• No problematising of “mastery”: is a test taker “at
a level” if she gets all 100% of B1 items right?
80%? 60%? 50%?
• What if a test-taker gets some items at a higher
level right? At what point does that person “go up
a level”?
• No problematising of the conversion of a
performance on a test of a given level to a grade
result (1- 5 or A - D)
Questions to ask any exam provider
Who are the item writers? How are they chosen?
Do they include those who routinely teach at that
How and for how long are they trained?
What feedback do they get on their work?
Are there Item Writer Guidelines?
Are there Test Specifications?
Questions to ask any exam provider
What quality control procedures are routinely in
Is there a statistical manual?
Are the test items routinely piloted?
What is the normal size of the pilot sample, and
how does it compare with the test population?
What is the mean facility and discrimination of the
sample/ population?
Is the sample / population normally distributed:
are there skewed or kurtic patterns?
Questions to ask any exam provider
What is the interrater reliability?
What is the intra rater reliability?
What is the Cronbach alpha or equivalent for itembased tests?
If there are different versions of the test (eg year
by year, specialisation by specialisation) what is
the evidence for the equivalence of these different
Questions to ask any exam provider
What are the security arrangements?
Are test administrators trained?
Is the test administration monitored?
Is there a post-test analysis of results?
Is there an examiner’s report each year or
each administration?
Questions to ask any exam provider
• How often are the tests reviewed and
• What special validation studies are
• Does the test keep pace with changes in
teaching or in the curriculum?
Questions to ask any exam provider
• What is the washback effect?
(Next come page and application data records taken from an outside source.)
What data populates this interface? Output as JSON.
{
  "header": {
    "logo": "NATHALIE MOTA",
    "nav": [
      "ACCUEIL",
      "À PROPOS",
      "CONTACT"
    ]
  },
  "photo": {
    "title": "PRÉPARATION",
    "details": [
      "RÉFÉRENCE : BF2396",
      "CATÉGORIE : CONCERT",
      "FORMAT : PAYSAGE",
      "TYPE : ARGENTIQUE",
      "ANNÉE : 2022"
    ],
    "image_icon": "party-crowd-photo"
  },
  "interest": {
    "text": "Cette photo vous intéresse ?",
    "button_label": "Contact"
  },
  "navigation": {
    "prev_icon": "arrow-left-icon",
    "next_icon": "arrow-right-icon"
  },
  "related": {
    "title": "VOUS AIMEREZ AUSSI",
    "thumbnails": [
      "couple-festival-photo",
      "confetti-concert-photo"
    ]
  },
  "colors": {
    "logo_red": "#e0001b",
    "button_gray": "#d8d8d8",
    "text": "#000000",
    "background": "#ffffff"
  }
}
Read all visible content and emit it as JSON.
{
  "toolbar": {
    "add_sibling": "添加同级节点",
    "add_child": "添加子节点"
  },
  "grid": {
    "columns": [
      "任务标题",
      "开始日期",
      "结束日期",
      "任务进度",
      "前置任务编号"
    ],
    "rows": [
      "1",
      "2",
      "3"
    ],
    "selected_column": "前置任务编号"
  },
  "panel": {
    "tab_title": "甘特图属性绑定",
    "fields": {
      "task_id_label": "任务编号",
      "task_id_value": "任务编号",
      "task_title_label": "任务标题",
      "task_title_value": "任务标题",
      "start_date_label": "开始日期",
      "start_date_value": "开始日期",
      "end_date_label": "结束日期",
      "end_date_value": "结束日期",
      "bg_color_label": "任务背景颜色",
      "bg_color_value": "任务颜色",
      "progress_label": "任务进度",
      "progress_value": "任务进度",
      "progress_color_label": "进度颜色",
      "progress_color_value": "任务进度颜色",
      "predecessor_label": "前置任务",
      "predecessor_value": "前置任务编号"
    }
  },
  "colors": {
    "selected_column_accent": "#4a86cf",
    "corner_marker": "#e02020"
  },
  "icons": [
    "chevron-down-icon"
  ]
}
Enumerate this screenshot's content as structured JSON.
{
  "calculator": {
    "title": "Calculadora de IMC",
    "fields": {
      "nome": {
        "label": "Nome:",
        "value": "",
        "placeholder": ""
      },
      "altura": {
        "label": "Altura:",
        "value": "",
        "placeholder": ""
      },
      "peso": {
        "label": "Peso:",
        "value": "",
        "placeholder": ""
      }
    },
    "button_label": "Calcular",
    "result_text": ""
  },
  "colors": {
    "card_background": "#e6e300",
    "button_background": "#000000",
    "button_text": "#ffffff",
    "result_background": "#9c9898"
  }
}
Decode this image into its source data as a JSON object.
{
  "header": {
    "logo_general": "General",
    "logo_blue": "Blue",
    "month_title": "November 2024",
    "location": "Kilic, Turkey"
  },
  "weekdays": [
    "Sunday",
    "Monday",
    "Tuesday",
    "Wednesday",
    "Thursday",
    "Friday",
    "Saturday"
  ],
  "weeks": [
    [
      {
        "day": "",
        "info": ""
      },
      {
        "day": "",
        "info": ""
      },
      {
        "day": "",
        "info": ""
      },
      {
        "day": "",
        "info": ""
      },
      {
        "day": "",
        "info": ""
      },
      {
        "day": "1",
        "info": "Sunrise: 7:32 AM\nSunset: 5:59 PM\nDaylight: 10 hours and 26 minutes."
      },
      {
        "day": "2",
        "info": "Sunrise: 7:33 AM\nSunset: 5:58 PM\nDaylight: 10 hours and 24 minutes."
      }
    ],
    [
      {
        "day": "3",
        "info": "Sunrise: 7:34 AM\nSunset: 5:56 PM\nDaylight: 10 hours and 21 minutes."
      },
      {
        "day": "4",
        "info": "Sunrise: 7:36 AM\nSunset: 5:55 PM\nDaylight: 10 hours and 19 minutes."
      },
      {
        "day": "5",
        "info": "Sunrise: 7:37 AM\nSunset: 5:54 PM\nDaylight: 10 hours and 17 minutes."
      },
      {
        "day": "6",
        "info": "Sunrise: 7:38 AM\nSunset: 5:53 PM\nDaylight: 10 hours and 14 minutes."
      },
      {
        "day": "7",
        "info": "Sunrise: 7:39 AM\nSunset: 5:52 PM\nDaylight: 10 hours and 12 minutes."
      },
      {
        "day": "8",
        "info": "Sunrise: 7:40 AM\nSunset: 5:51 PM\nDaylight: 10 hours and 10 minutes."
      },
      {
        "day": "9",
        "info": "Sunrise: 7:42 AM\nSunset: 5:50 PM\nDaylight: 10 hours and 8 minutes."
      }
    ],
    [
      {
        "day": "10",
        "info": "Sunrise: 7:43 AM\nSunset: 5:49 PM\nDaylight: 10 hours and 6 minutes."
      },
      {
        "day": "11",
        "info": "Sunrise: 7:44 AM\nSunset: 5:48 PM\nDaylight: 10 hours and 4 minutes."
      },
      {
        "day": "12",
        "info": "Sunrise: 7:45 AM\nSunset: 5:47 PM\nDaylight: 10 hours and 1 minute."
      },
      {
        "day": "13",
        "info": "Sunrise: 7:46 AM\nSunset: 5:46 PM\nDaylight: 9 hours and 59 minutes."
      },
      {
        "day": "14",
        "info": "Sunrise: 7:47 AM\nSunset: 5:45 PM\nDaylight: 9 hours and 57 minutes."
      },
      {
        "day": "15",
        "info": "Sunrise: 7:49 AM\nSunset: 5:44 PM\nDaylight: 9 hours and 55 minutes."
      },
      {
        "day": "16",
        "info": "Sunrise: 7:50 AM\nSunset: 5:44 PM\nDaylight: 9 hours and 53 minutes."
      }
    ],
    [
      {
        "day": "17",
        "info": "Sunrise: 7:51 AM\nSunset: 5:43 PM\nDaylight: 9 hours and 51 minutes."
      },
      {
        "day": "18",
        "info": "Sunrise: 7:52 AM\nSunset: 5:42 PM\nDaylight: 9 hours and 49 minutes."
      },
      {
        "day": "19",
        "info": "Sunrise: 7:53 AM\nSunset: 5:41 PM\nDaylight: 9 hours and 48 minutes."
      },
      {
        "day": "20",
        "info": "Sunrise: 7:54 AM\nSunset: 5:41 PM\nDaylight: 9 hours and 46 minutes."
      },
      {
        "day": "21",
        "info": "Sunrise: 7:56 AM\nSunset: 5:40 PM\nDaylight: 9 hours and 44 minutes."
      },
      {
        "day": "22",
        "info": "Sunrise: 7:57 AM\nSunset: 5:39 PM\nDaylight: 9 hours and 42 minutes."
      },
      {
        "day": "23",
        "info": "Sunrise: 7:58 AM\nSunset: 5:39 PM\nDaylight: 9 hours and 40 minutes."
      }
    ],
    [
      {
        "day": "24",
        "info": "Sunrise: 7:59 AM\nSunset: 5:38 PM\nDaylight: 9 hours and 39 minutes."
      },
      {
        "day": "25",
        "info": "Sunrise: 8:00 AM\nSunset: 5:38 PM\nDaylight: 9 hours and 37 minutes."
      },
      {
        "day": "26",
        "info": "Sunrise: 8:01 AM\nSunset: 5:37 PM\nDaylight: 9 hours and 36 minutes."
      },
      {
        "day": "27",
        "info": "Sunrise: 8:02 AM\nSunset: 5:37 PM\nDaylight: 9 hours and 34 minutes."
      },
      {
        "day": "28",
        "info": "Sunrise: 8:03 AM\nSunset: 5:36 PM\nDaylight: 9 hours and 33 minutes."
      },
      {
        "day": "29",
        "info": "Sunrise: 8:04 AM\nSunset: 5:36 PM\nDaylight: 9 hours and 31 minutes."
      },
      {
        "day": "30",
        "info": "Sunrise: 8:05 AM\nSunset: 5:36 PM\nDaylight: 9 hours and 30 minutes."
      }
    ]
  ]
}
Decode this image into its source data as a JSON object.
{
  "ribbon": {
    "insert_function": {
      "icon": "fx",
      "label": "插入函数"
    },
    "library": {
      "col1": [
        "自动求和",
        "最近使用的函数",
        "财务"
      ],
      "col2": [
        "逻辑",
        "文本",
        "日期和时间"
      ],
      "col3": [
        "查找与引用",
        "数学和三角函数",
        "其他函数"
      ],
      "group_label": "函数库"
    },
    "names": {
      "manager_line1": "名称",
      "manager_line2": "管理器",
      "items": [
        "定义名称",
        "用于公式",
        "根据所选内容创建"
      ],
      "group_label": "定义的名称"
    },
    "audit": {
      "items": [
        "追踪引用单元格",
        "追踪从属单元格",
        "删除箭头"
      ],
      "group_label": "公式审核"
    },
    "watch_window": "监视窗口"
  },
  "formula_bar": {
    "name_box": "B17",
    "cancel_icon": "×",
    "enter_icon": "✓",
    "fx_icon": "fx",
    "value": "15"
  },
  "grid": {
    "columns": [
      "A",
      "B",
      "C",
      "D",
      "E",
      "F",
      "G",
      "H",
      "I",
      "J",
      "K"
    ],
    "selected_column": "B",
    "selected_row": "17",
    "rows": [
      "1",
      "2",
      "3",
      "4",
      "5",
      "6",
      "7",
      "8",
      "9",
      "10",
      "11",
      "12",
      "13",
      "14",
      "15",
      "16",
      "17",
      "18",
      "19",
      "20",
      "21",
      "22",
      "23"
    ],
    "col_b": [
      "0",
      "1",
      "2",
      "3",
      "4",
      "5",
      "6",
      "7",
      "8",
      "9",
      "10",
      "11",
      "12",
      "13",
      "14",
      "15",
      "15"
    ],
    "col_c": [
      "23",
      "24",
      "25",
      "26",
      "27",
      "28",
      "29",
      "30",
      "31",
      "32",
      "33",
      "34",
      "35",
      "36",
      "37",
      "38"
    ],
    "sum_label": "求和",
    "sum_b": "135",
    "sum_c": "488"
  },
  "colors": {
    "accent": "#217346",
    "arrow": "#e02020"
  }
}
What studies
have been conducted?
• Are there preparatory materials?
• How are teachers trained (encouraged) to
prepare their students for the exam?
Present Perfect? Negative features
• Political interference
• Politicians want instant results, not aware of how
complex test development is
• Politicians afraid of public opinion as drummed up
by newspapers
• Poor communication with teachers and public
• Resistance from some quarters, especially
university “experts”, who feel threatened by and
who disdain secondary teachers
Present Perfect? Negative features
• Often exam centres are unprofessional and
have no idea of basic principles and practice
• Simplistic notions of what tests can achieve
and measure
• Variable quality and results
• School league tables
Present Perfect? Negative features
• Assessment not seen as a specialised field:
“anybody can design a test”
• Decisions taken by people who know
nothing about testing
• Lack of openness and consultation before
decisions are taken
• Urge to please everybody – the political is
more important than the professional
The Future
• Quis custodiat custodies?
The Future
• Gradual acceptance of principles and need for
• Revision of Manual 2008
• Forthcoming Guidelines and Recommendations.
• Validation of claims: Self regulation acceptable?
Role of ALTE? Role of EALTA?
• Validation is not rubber stamping
• Claims of links will need rigorous inspection
• EALTA Code of Practice? Not just for exams but
also for classroom assessment
The Future
• Gaps in CEFR – needs to evolve
• Linguistic content parallel to CEFR actionorientation
• More critical scrutiny of CEFR needed: text types
do not determine difficulty
• Need much more research into what causes
• Need to combine SLA research and LT research
related to CEFR to know what aspects of language
map onto which CEFR levels for which learners
The Future
• Change is painful: Europe still in middle of
• Testing not just a technical matter: teachers need
to understand the change and the reasons for
change, they need to be involved and respected
• Dissemination, exemplification and explanation
are crucial for acceptance
• PRESET and INSET teacher training in testing
and assessment is essential
Good tests and assessment,
following European standards,
cost money and time
Bad tests and assessment,
ignoring European standards,
waste money, time and LIVES
Internet addresses
• European Association for Language Testing and
Assessment (EALTA)
• Dutch CEFR Construct Project (Reading and
• Diagnostic testing in 14 European languages

Technology and Testing: Opportunity or Threat?